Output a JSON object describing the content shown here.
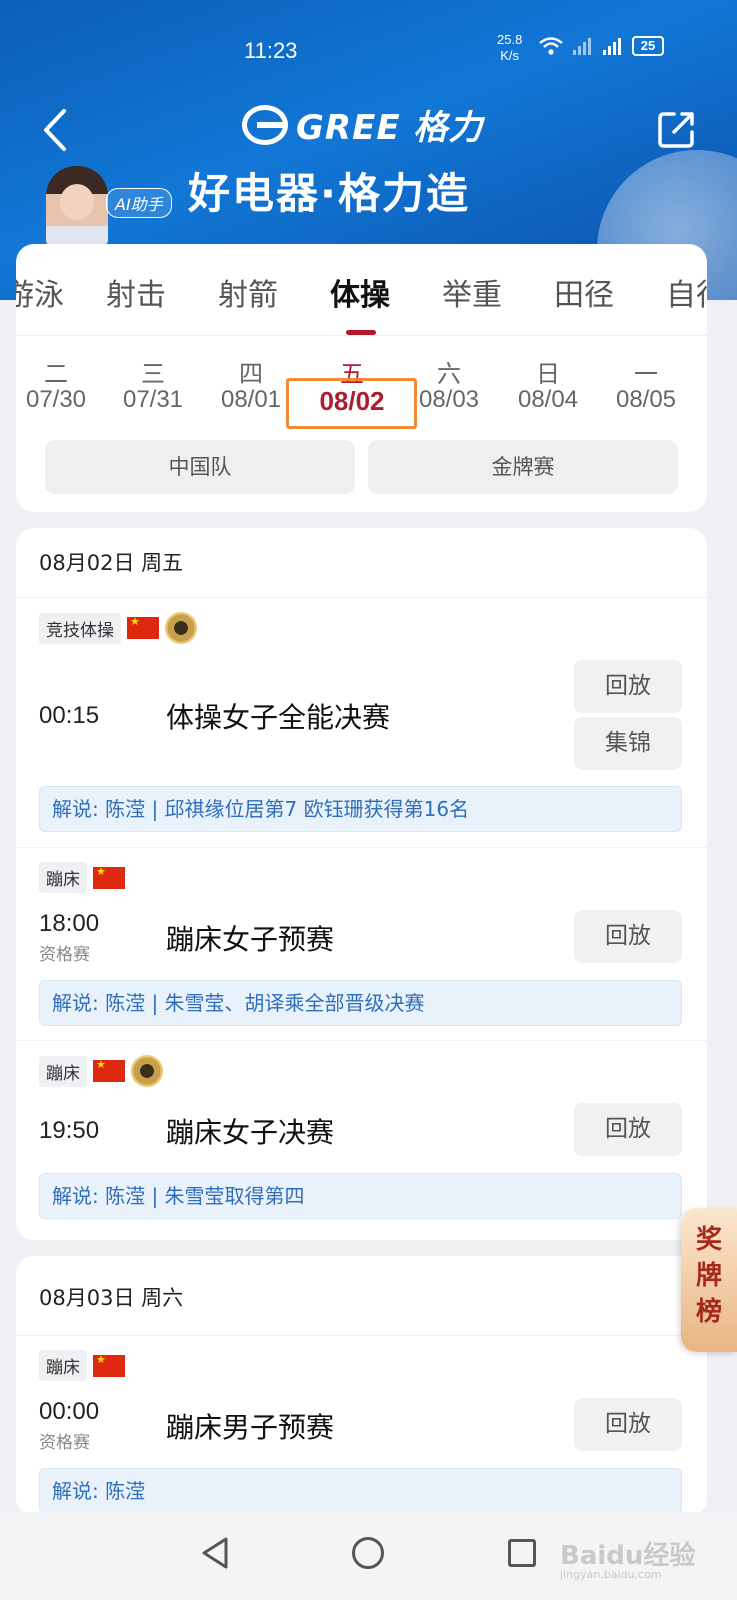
{
  "status": {
    "time": "11:23",
    "speed": "25.8",
    "speed_unit": "K/s",
    "battery": "25"
  },
  "header": {
    "brand": "GREE 格力",
    "slogan": "好电器·格力造",
    "ai_badge": "AI助手"
  },
  "tabs": [
    "游泳",
    "射击",
    "射箭",
    "体操",
    "举重",
    "田径",
    "自行"
  ],
  "active_tab": "体操",
  "dates": [
    {
      "dow": "二",
      "date": "07/30"
    },
    {
      "dow": "三",
      "date": "07/31"
    },
    {
      "dow": "四",
      "date": "08/01"
    },
    {
      "dow": "五",
      "date": "08/02"
    },
    {
      "dow": "六",
      "date": "08/03"
    },
    {
      "dow": "日",
      "date": "08/04"
    },
    {
      "dow": "一",
      "date": "08/05"
    }
  ],
  "filters": {
    "team": "中国队",
    "gold": "金牌赛"
  },
  "days": [
    {
      "header": "08月02日 周五",
      "events": [
        {
          "tag": "竞技体操",
          "time": "00:15",
          "sub": "",
          "title": "体操女子全能决赛",
          "buttons": [
            "回放",
            "集锦"
          ],
          "commentary": "解说: 陈滢 | 邱祺缘位居第7 欧钰珊获得第16名"
        },
        {
          "tag": "蹦床",
          "time": "18:00",
          "sub": "资格赛",
          "title": "蹦床女子预赛",
          "buttons": [
            "回放"
          ],
          "commentary": "解说: 陈滢 | 朱雪莹、胡译乘全部晋级决赛"
        },
        {
          "tag": "蹦床",
          "time": "19:50",
          "sub": "",
          "title": "蹦床女子决赛",
          "buttons": [
            "回放"
          ],
          "commentary": "解说: 陈滢 | 朱雪莹取得第四"
        }
      ]
    },
    {
      "header": "08月03日 周六",
      "events": [
        {
          "tag": "蹦床",
          "time": "00:00",
          "sub": "资格赛",
          "title": "蹦床男子预赛",
          "buttons": [
            "回放"
          ],
          "commentary": "解说: 陈滢"
        }
      ]
    }
  ],
  "medal_tab": "奖牌榜",
  "watermark": {
    "main": "Baidu经验",
    "sub": "jingyan.baidu.com"
  },
  "colors": {
    "accent": "#b01b2e",
    "highlight_box": "#f08c34",
    "commentary_text": "#2f6fba"
  }
}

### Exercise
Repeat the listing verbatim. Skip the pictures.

### Problem solution
Output a JSON object describing the content shown here.
{
  "status": {
    "time": "11:23",
    "speed": "25.8",
    "speed_unit": "K/s",
    "battery": "25"
  },
  "header": {
    "brand": "GREE 格力",
    "slogan": "好电器·格力造",
    "ai_badge": "AI助手"
  },
  "tabs": [
    "游泳",
    "射击",
    "射箭",
    "体操",
    "举重",
    "田径",
    "自行"
  ],
  "active_tab": "体操",
  "dates": [
    {
      "dow": "二",
      "date": "07/30"
    },
    {
      "dow": "三",
      "date": "07/31"
    },
    {
      "dow": "四",
      "date": "08/01"
    },
    {
      "dow": "五",
      "date": "08/02"
    },
    {
      "dow": "六",
      "date": "08/03"
    },
    {
      "dow": "日",
      "date": "08/04"
    },
    {
      "dow": "一",
      "date": "08/05"
    }
  ],
  "filters": {
    "team": "中国队",
    "gold": "金牌赛"
  },
  "days": [
    {
      "header": "08月02日 周五",
      "events": [
        {
          "tag": "竞技体操",
          "time": "00:15",
          "sub": "",
          "title": "体操女子全能决赛",
          "buttons": [
            "回放",
            "集锦"
          ],
          "commentary": "解说: 陈滢 | 邱祺缘位居第7 欧钰珊获得第16名"
        },
        {
          "tag": "蹦床",
          "time": "18:00",
          "sub": "资格赛",
          "title": "蹦床女子预赛",
          "buttons": [
            "回放"
          ],
          "commentary": "解说: 陈滢 | 朱雪莹、胡译乘全部晋级决赛"
        },
        {
          "tag": "蹦床",
          "time": "19:50",
          "sub": "",
          "title": "蹦床女子决赛",
          "buttons": [
            "回放"
          ],
          "commentary": "解说: 陈滢 | 朱雪莹取得第四"
        }
      ]
    },
    {
      "header": "08月03日 周六",
      "events": [
        {
          "tag": "蹦床",
          "time": "00:00",
          "sub": "资格赛",
          "title": "蹦床男子预赛",
          "buttons": [
            "回放"
          ],
          "commentary": "解说: 陈滢"
        }
      ]
    }
  ],
  "medal_tab": "奖牌榜",
  "watermark": {
    "main": "Baidu经验",
    "sub": "jingyan.baidu.com"
  },
  "colors": {
    "accent": "#b01b2e",
    "highlight_box": "#f08c34",
    "commentary_text": "#2f6fba"
  }
}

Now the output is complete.